__Assignment__
Collect all lines containing the word "vertical" from the data.

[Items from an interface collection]
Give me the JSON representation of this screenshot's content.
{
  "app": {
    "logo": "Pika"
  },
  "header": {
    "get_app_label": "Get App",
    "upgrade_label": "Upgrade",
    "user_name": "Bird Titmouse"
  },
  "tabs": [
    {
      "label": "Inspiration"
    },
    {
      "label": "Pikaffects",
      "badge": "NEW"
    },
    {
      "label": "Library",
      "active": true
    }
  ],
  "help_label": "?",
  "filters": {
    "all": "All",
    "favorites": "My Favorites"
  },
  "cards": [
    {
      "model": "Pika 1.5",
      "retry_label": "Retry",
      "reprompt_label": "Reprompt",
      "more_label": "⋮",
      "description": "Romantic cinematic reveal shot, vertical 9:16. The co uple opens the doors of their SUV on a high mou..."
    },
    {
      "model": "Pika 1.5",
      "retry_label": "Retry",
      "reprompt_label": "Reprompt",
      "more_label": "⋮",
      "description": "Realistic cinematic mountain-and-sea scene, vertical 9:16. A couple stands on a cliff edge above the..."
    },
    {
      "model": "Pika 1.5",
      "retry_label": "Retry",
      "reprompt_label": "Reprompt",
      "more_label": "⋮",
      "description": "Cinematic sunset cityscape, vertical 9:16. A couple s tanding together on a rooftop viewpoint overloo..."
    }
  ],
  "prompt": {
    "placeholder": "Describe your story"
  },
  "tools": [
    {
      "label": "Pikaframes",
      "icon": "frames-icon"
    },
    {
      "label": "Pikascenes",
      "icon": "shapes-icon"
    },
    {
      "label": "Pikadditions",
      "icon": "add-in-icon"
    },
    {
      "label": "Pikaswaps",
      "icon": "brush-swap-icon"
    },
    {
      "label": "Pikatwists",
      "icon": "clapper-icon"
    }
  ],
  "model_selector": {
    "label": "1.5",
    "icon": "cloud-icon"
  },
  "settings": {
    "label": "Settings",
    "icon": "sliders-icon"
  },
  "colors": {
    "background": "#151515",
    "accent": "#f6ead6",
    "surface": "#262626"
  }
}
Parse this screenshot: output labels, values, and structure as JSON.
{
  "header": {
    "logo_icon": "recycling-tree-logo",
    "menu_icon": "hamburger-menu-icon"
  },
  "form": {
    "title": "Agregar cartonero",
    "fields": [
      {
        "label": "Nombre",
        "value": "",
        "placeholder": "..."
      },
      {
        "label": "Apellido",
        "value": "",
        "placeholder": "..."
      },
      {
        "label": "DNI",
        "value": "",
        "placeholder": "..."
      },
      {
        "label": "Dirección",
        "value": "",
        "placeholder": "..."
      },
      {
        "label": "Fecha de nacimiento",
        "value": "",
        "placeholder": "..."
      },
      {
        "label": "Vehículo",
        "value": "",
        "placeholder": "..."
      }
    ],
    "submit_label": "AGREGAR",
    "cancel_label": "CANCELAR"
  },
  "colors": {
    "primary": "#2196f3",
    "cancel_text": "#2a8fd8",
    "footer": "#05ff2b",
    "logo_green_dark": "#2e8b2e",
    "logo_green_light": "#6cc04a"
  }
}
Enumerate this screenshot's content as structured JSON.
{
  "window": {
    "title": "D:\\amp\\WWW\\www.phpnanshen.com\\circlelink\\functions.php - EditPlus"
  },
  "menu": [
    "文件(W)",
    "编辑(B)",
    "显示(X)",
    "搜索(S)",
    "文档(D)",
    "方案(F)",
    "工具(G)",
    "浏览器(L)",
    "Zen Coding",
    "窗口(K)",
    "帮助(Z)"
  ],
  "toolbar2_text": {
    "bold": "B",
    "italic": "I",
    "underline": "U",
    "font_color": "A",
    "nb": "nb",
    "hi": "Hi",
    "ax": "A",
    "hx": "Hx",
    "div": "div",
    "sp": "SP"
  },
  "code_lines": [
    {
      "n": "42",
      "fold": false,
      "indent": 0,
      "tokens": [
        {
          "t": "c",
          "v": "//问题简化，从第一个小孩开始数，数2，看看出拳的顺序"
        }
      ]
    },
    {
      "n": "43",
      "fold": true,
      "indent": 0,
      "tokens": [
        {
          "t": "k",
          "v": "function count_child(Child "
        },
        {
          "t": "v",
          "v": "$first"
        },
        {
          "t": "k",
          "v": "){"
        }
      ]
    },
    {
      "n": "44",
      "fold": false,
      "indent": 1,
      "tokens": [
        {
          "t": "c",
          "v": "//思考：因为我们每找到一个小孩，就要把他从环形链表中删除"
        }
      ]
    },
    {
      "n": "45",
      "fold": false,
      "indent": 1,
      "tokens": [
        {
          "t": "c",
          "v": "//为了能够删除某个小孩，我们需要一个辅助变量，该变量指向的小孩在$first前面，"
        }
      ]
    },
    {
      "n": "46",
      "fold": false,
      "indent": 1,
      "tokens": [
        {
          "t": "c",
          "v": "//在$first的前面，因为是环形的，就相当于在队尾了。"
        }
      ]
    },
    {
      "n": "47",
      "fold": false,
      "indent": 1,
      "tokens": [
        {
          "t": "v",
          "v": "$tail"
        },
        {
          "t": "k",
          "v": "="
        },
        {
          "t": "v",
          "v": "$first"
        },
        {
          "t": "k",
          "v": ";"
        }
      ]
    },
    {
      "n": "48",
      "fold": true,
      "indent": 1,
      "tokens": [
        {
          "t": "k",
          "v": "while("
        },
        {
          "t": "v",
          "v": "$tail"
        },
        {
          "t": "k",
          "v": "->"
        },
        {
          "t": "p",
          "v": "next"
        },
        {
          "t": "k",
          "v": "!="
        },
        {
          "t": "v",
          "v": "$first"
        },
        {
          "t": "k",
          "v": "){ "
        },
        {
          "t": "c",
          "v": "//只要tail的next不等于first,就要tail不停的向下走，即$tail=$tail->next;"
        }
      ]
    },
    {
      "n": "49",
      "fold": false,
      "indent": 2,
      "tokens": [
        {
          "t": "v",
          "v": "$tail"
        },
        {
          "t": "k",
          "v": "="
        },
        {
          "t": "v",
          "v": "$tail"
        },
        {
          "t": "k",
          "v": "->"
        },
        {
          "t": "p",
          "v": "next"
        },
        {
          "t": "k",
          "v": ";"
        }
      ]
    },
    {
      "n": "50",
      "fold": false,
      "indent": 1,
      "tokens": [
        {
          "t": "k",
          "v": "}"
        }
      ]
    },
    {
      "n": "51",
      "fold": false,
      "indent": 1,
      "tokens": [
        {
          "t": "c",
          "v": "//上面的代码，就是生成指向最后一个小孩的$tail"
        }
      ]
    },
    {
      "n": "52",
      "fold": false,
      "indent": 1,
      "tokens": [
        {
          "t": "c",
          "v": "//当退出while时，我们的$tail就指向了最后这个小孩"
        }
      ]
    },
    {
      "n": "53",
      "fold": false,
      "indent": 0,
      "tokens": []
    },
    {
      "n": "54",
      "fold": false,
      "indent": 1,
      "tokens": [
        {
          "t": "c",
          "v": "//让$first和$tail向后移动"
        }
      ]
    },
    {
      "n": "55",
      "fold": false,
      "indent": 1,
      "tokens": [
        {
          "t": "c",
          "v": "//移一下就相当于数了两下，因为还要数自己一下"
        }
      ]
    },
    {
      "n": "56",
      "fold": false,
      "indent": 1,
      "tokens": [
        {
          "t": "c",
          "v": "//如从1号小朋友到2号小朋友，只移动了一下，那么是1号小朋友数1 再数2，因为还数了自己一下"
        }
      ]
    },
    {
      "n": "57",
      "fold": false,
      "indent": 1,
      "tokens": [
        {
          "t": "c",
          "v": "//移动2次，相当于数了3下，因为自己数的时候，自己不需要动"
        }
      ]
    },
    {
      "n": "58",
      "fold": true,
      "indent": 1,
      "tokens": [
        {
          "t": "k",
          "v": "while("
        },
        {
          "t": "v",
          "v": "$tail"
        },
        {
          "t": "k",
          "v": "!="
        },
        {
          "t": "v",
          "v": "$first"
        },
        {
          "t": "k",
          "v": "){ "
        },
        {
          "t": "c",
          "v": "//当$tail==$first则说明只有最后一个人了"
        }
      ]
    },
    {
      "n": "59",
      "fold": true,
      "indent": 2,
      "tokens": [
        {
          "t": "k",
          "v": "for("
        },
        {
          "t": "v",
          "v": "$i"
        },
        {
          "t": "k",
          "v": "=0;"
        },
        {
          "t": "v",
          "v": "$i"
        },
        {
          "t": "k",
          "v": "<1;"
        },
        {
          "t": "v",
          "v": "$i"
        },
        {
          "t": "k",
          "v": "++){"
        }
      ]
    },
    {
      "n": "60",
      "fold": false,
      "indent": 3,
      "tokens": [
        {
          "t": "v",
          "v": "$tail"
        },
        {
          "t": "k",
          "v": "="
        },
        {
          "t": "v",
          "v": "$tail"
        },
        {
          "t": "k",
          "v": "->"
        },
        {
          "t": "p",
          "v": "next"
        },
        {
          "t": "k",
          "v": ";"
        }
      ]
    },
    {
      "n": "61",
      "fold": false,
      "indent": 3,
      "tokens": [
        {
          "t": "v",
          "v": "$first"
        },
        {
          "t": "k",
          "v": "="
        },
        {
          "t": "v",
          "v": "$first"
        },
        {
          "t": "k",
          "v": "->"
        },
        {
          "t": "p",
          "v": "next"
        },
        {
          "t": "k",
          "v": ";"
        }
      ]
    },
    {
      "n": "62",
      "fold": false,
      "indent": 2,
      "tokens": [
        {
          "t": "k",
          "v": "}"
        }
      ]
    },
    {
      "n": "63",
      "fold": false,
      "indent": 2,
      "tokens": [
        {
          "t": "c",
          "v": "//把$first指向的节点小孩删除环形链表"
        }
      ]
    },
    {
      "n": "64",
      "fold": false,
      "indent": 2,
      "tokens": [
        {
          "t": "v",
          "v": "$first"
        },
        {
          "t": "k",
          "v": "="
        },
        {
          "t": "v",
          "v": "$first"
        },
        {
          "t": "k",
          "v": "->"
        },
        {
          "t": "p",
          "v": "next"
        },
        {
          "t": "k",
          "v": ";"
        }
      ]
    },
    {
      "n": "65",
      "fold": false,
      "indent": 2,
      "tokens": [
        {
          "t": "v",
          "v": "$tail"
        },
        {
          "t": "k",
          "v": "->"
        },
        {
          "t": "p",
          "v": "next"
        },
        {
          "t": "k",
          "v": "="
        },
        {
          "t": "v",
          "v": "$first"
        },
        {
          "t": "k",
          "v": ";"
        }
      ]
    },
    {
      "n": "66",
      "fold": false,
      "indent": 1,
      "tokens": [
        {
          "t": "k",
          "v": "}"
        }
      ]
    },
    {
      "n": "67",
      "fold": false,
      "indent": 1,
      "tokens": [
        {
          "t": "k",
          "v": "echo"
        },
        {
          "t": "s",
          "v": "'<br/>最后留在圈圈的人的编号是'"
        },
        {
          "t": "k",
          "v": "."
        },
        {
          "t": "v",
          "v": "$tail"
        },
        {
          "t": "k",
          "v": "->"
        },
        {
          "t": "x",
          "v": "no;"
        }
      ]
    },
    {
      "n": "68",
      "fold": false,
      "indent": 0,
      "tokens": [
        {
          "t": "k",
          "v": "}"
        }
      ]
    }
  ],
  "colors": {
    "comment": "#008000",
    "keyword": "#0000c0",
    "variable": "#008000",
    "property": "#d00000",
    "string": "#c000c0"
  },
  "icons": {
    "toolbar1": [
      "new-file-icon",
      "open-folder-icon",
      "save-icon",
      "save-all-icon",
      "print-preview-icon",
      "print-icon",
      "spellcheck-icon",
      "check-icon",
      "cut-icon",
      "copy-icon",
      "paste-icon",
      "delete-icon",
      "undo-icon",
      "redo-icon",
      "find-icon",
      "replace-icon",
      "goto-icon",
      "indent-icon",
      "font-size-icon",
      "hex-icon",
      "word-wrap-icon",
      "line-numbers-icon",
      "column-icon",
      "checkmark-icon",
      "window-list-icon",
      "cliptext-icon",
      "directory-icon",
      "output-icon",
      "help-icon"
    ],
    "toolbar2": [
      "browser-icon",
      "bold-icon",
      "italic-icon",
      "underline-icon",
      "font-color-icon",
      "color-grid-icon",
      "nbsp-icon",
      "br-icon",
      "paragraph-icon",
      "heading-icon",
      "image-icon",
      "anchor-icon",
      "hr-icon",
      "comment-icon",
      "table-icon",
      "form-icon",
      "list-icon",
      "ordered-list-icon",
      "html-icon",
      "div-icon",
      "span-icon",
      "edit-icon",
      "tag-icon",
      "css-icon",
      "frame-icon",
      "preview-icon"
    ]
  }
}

__Exercise response__
      "description": "Romantic cinematic reveal shot, vertical 9:16. The co uple opens the doors of their SUV on a high mou..."
      "description": "Realistic cinematic mountain-and-sea scene, vertical 9:16. A couple stands on a cliff edge above the..."
      "description": "Cinematic sunset cityscape, vertical 9:16. A couple s tanding together on a rooftop viewpoint overloo..."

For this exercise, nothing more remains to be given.